Consultants; Why Some Make it…and some CRASH
When I stopped working FT a few months ago, I wasn’t sure what direction I was going. Three schools of thought: 1) Start my own company. 2) Be a consultant 3) Get another job.
I knew I didn’t want another FT job (at least not right away) as I’m a ‘start up ‘ junkie. I like to build businesses, departments, strategies, and ideas…and then take from conception to “LIVE”; and make them profitable. So that left me with either my own business or consulting. I realized, the two did not need be mutually exclusive. So, while building a business plan, I’ve been consulting and contracting. As higher education, specifically online higher education, is an incestuous industry; as soon as word got out, the phone calls and requests came in. It seemed that this would be easier than I thought – at first.
I quickly realized that to be successful in consulting, to be referred, and to work with numerous clients, it would take a lot more than a great past track record.

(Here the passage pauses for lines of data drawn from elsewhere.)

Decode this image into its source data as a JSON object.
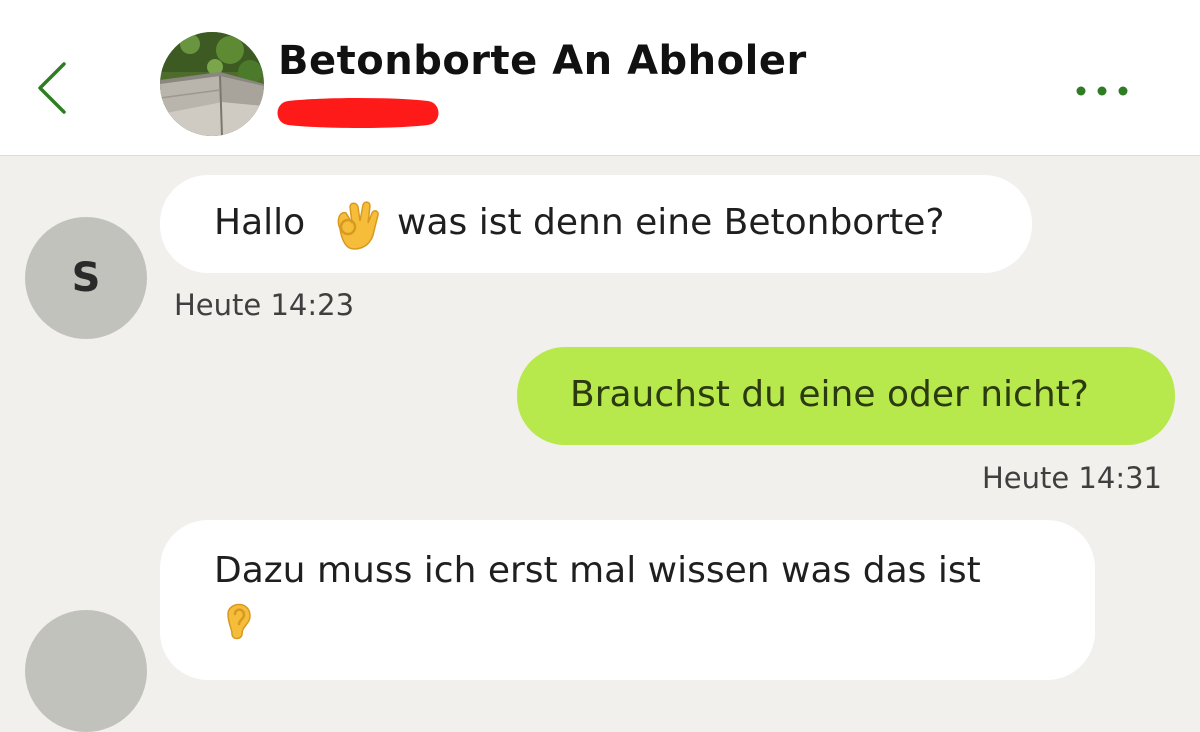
{
  "header": {
    "title": "Betonborte An Abholer",
    "back_icon": "chevron-left-icon",
    "more_icon": "more-horizontal-icon",
    "accent_color": "#2e7d22"
  },
  "messages": [
    {
      "direction": "incoming",
      "avatar_initial": "S",
      "text_before_emoji": "Hallo",
      "emoji": "ok-hand-emoji",
      "text_after_emoji": "was ist denn eine Betonborte?",
      "time": "Heute 14:23"
    },
    {
      "direction": "outgoing",
      "text": "Brauchst du eine oder nicht?",
      "time": "Heute 14:31"
    },
    {
      "direction": "incoming",
      "text": "Dazu muss ich erst mal wissen was das ist",
      "emoji": "ear-emoji"
    }
  ],
  "colors": {
    "chat_background": "#f1f0ec",
    "incoming_bubble": "#ffffff",
    "outgoing_bubble": "#b7e84c",
    "avatar_placeholder": "#c2c2bd",
    "redaction": "#ff1a1a"
  }
}
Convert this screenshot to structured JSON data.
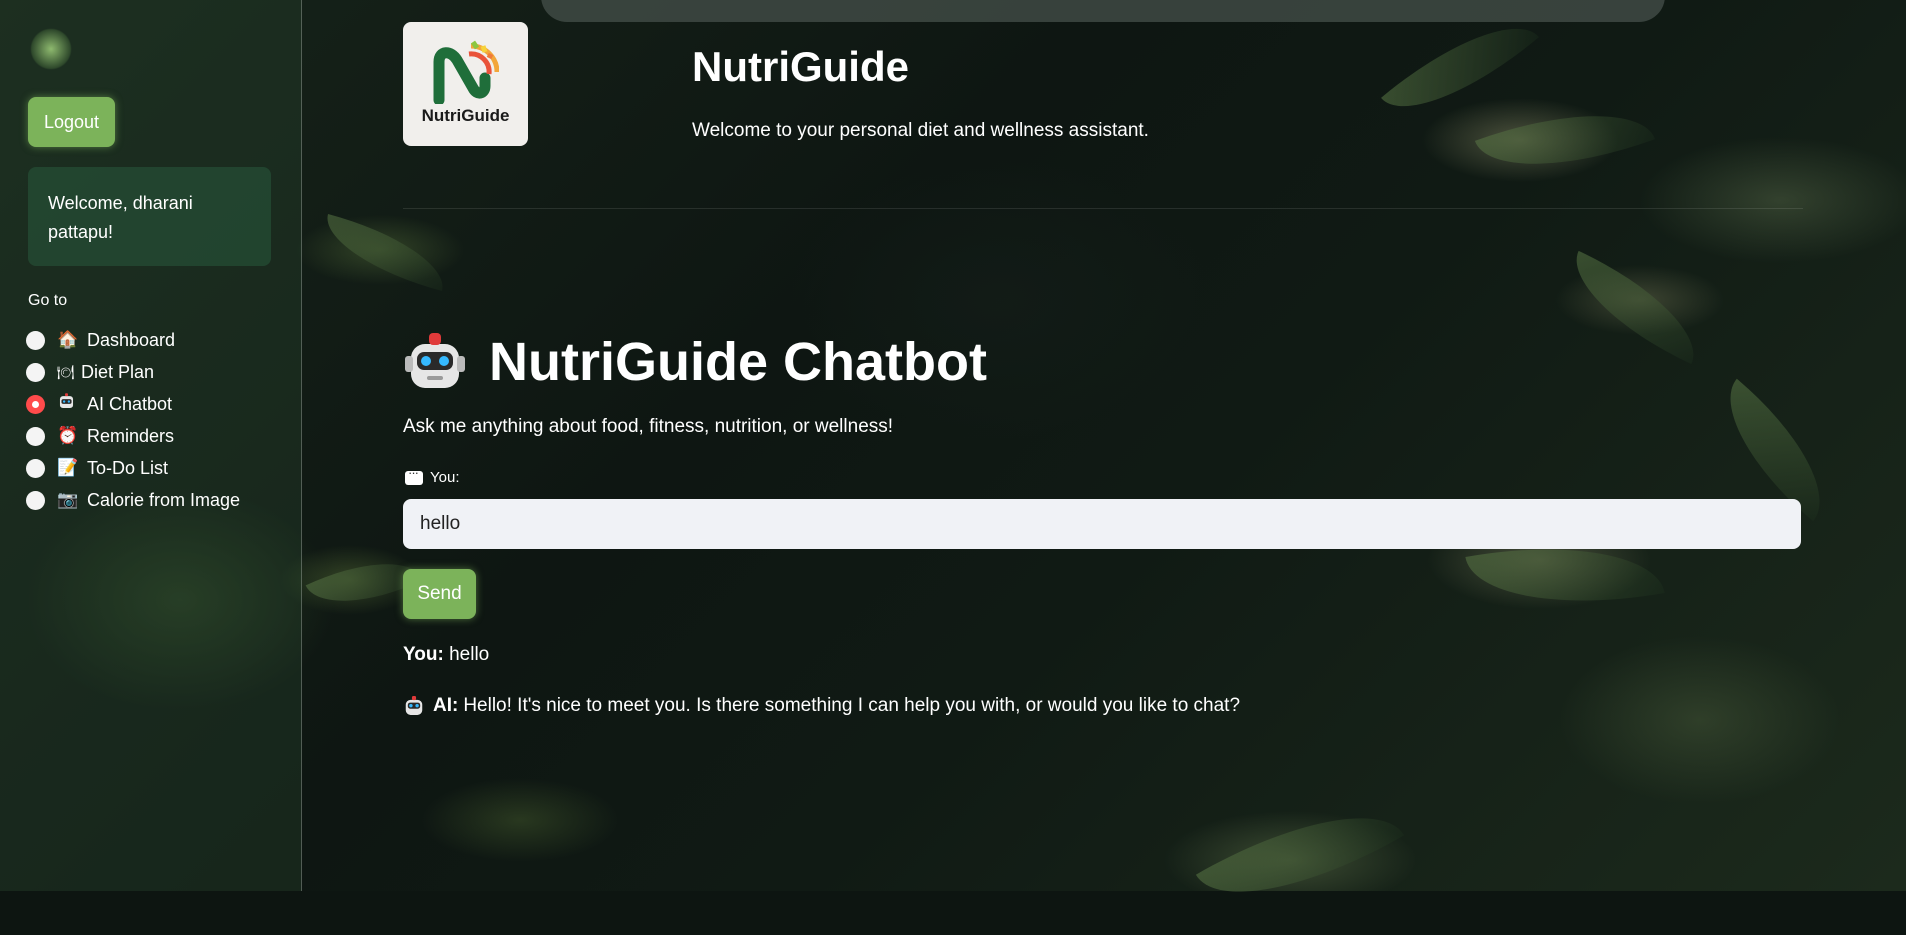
{
  "sidebar": {
    "logout_label": "Logout",
    "welcome_text": "Welcome, dharani pattapu!",
    "goto_label": "Go to",
    "nav_items": [
      {
        "icon": "house-icon",
        "glyph": "🏠",
        "label": "Dashboard",
        "selected": false
      },
      {
        "icon": "plate-icon",
        "glyph": "🍽",
        "label": "Diet Plan",
        "selected": false
      },
      {
        "icon": "robot-icon",
        "glyph": "",
        "label": "AI Chatbot",
        "selected": true
      },
      {
        "icon": "alarm-clock-icon",
        "glyph": "⏰",
        "label": "Reminders",
        "selected": false
      },
      {
        "icon": "memo-icon",
        "glyph": "📝",
        "label": "To-Do List",
        "selected": false
      },
      {
        "icon": "camera-icon",
        "glyph": "📷",
        "label": "Calorie from Image",
        "selected": false
      }
    ]
  },
  "header": {
    "logo_text": "NutriGuide",
    "title": "NutriGuide",
    "subtitle": "Welcome to your personal diet and wellness assistant."
  },
  "chat": {
    "title": "NutriGuide Chatbot",
    "description": "Ask me anything about food, fitness, nutrition, or wellness!",
    "input_label": "You:",
    "input_value": "hello",
    "send_label": "Send",
    "messages": [
      {
        "speaker": "You:",
        "text": "hello"
      },
      {
        "speaker": "AI:",
        "text": "Hello! It's nice to meet you. Is there something I can help you with, or would you like to chat?"
      }
    ]
  },
  "colors": {
    "accent": "#7cb35a",
    "radio_selected": "#ff4b4b",
    "input_bg": "#f0f2f6"
  }
}
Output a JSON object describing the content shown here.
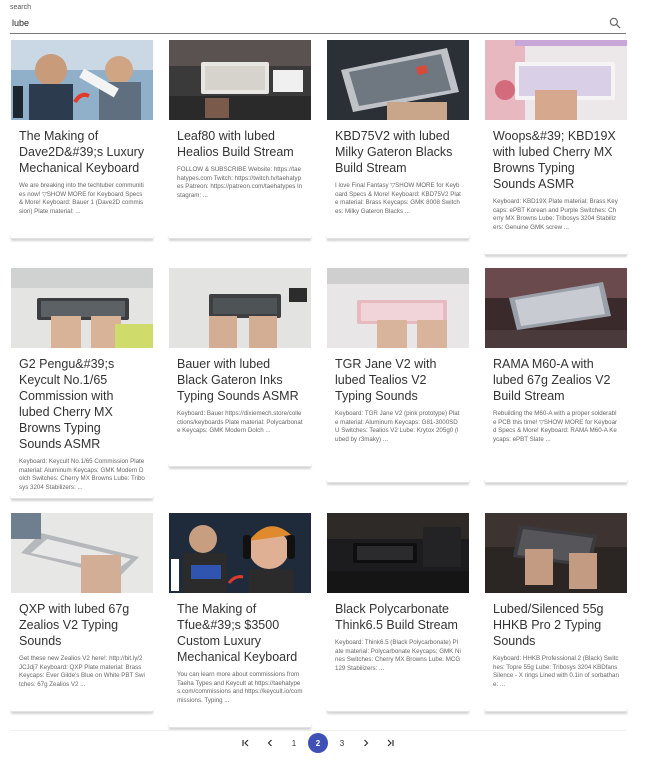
{
  "search": {
    "label": "search",
    "value": "lube",
    "icon": "search-icon"
  },
  "cards": [
    {
      "title": "The Making of Dave2D&#39;s Luxury Mechanical Keyboard",
      "desc": "We are breaking into the techtuber communities now! ▽SHOW MORE for Keyboard Specs & More! Keyboard: Bauer 1 (Dave2D commission) Plate material: ..."
    },
    {
      "title": "Leaf80 with lubed Healios Build Stream",
      "desc": "FOLLOW & SUBSCRIBE Website: https://taehatypes.com Twitch: https://twitch.tv/taehatypes Patreon: https://patreon.com/taehatypes Instagram: ..."
    },
    {
      "title": "KBD75V2 with lubed Milky Gateron Blacks Build Stream",
      "desc": "I love Final Fantasy ▽SHOW MORE for Keyboard Specs & More! Keyboard: KBD75V2 Plate material: Brass Keycaps: GMK 8008 Switches: Milky Gateron Blacks ..."
    },
    {
      "title": "Woops&#39; KBD19X with lubed Cherry MX Browns Typing Sounds ASMR",
      "desc": "Keyboard: KBD19X Plate material: Brass Keycaps: ePBT Korean and Purple Switches: Cherry MX Browns Lube: Tribosys 3204 Stabilizers: Genuine GMK screw ..."
    },
    {
      "title": "G2 Pengu&#39;s Keycult No.1/65 Commission with lubed Cherry MX Browns Typing Sounds ASMR",
      "desc": "Keyboard: Keycult No.1/65 Commission Plate material: Aluminum Keycaps: GMK Modern Dolch Switches: Cherry MX Browns Lube: Tribosys 3204 Stabilizers: ..."
    },
    {
      "title": "Bauer with lubed Black Gateron Inks Typing Sounds ASMR",
      "desc": "Keyboard: Bauer https://dixiemech.store/collections/keyboards Plate material: Polycarbonate Keycaps: GMK Modern Dolch ..."
    },
    {
      "title": "TGR Jane V2 with lubed Tealios V2 Typing Sounds",
      "desc": "Keyboard: TGR Jane V2 (pink prototype) Plate material: Aluminum Keycaps: G81-3000SDU Switches: Tealios V2 Lube: Krytox 205g0 (lubed by r3maky) ..."
    },
    {
      "title": "RAMA M60-A with lubed 67g Zealios V2 Build Stream",
      "desc": "Rebuilding the M60-A with a proper solderable PCB this time! ▽SHOW MORE for Keyboard Specs & More! Keyboard: RAMA M60-A Keycaps: ePBT Slate ..."
    },
    {
      "title": "QXP with lubed 67g Zealios V2 Typing Sounds",
      "desc": "Get these new Zealios V2 here!: http://bit.ly/2JCJdj7 Keyboard: QXP Plate material: Brass Keycaps: Ever Gilde's Blue on White PBT Switches: 67g Zealios V2 ..."
    },
    {
      "title": "The Making of Tfue&#39;s $3500 Custom Luxury Mechanical Keyboard",
      "desc": "You can learn more about commissions from Taeha Types and Keycult at https://taehatypes.com/commissions and https://keycult.io/commissions. Typing ..."
    },
    {
      "title": "Black Polycarbonate Think6.5 Build Stream",
      "desc": "Keyboard: Think6.5 (Black Polycarbonate) Plate material: Polycarbonate Keycaps: GMK Nines Switches: Cherry MX Browns Lube: MCG 129 Stabilizers: ..."
    },
    {
      "title": "Lubed/Silenced 55g HHKB Pro 2 Typing Sounds",
      "desc": "Keyboard: HHKB Professional 2 (Black) Switches: Topre 55g Lube: Tribosys 3204 KBDfans Silence - X rings Lined with 0.1in of sorbathane: ..."
    }
  ],
  "pagination": {
    "first_icon": "first-page-icon",
    "prev_icon": "chevron-left-icon",
    "pages": [
      "1",
      "2",
      "3"
    ],
    "current": "2",
    "next_icon": "chevron-right-icon",
    "last_icon": "last-page-icon",
    "accent": "#3f51b5"
  }
}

It would take patience (something I don’t have much of), discipline to NOT take every job offered, and more so, this was yet another great experience where I was learning to ‘check my ego at the door’. In return, and the reason I love consulting, I was learning just as much from clients as they were learning from me. I quickly took the revenue driving sales and marketing strategies I had employed in higher ed and took them across numerous verticals.
So, why do some consultants make it? Why are there some of us that get repeat business while others may spend weeks or months marketing themselves and get nothing? Very simple answer: PAY PER PERFORMANCE CONSULTING.
So how does that work? Well, it depends on what you’re consulting on. However – there is one thing we can agree on: companies would rather YOU take the risk than them. We can also agree that if a consultant came to me and said, “I’m so confident in the strategy I lay out for you that you only have to pay me if I execute on it and execute well enough to hit the revenue goals you have set forth”. Why would a company EVER say NO? I know I wouldn’t. There are, however, many of us, that do need that “month to month” paycheck. You can look at this in 2 ways: 1) You can map out your beginning projects as if you are in a start up company. So, you map out your consulting KNOWING you will be “in the red” for 3 months; or until your projects start ‘making you money’. Who better to make an investment in than yourself? 2) You can charge a ‘small’ up front fee…maybe “min. wage” per hour…and get most of your money on the back end while still having money to live on the front end. Every project or consulting assignment is different, however by being paid on performance, you are not only showing your confidence, you are also ensuring yourself you will not take on anything you cannot handle OR if you do choose to take on something you cannot handle, you will make certain that you partner up with one of the best in the industry to learn.
It’s very simple in sales / marketing to set goals and only be paid if the goals are obtained, but what about other industries that have a large number of consultants or companies vying for the same business. Broken down below are 5 areas where I see a lot of consulting and how you can structure your pay on a performance basis.
1. Web Design / Development
– May be held accountable for a) web stats b) number of sales on site c) stickiness of site
2. Free lance copyrighting
– May be held accountable for a) Amount of time user spends on page b) Drop off rate c) CTR
3. Career Coaching
– May be held accountable to getting someone the job they can succeed and prosper in
4. SEO mapping / content development
– May be held accountable to page rank in “x” amount of time
I know there are many more, but these are ones I see the most often on the networks that I am on. As with anything else; if you need work, you need to take some risk. If you’re good, you’ll be rewarded. Consulting models such as this are good ol’ capitalism at its finest.